The internet’s actual operations are far more intricate than this simplified example, but it provides a fundamental understanding of the process.

 Internet Evolution:

A pivotal figure in the internet’s evolution is Tim Berners-Lee, who led the development of the World Wide Web. His contributions encompass HTTP (HyperText Transfer Protocol), HTML (hypertext markup language), and URLs (Universal Resource Locators). These breakthroughs unfolded between 1989 and 1991, setting the stage for the modern internet we know today.

The historical roots of HTML trace back to Vannevar Bush’s introduction of the basics of hypertext in 1945. Tim Berners-Lee, in collaboration with colleagues at CERN, was the primary author of HTML, cementing its role in the digital world.

As the internet blossomed, it gained momentum in households during the 1990s. Businesses and homes started to adapt, reshaping the way they operated and connecting their devices to the internet. The concept of HTTP, as we know it today, emerged during this period, enabling people to access web pages and share information effortlessly.

The internet’s reach has expanded exponentially, connecting an ever-increasing number of computer networks and users. It all began with fewer than ten connected computers, and today, over 440 million computers can be linked directly, simplifying information sharing across the globe.

Types of Network:

As for the types of computer networks, two main categories prevail: Local Area Network (LAN) and Wireless Local Area Network (WLAN). LANs connect devices within the same building, such as computers, servers, and printers. On the other hand, WLANs utilize wireless communication, rendering cables obsolete. Common WLAN devices include wifi routers, fostering a cable-free experience.

Pros of Internet:

The internet’s advent has brought about countless advantages. It has become a potent tool for connectivity and knowledge sharing, revolutionizing banking, enabling e-commerce, offering a wealth of entertainment options, bridging the world through social media platforms, and transforming education with online classes.

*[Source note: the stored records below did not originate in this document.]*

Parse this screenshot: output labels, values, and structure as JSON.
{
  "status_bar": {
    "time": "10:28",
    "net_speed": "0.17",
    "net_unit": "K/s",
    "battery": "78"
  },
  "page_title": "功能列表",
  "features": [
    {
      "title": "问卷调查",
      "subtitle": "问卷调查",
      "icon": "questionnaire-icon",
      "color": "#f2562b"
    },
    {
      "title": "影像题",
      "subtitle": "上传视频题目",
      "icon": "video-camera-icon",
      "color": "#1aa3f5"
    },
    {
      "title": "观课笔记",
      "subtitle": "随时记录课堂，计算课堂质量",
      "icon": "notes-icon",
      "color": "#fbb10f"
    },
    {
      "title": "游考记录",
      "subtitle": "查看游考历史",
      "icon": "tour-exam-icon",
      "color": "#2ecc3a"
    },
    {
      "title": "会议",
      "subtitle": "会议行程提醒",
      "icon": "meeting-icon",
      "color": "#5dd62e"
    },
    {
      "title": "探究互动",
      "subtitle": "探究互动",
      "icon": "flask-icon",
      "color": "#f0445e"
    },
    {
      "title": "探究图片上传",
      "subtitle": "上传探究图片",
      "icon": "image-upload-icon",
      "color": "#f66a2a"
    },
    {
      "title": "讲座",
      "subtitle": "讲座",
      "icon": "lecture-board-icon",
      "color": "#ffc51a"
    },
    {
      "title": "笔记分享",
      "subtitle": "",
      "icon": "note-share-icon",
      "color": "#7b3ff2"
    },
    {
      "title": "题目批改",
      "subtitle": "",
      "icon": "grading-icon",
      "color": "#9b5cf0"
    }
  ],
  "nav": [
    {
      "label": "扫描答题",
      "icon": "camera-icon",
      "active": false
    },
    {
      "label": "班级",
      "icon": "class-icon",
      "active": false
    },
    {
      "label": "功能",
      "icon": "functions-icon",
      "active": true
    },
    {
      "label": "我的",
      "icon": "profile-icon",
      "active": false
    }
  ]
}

The most potent force behind the internet’s operation is the imperative to share knowledge and information among people. This article offers a valuable glimpse into the internet’s history, its inner workings, and its evolution, highlighting the remarkable journey that has reshaped the modern world.